TASK: Show the lines below that contain the string "label".

SOURCE DATA:
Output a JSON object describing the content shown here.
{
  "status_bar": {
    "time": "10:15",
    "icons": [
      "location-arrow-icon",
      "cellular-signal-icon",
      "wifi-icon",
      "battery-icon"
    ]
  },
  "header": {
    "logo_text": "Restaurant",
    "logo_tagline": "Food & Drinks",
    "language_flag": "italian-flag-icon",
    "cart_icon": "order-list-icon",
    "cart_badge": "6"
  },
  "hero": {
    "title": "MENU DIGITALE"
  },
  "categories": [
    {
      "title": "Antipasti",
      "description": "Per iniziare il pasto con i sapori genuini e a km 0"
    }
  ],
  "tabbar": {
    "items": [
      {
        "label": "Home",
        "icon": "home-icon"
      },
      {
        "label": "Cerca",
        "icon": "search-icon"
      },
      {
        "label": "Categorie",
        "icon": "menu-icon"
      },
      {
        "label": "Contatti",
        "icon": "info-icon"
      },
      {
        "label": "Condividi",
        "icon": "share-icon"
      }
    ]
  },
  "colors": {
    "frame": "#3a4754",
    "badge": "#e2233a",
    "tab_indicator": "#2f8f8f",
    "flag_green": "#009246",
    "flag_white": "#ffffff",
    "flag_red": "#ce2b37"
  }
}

WRITTEN REPLY:
        "label": "Home",
        "label": "Cerca",
        "label": "Categorie",
        "label": "Contatti",
        "label": "Condividi",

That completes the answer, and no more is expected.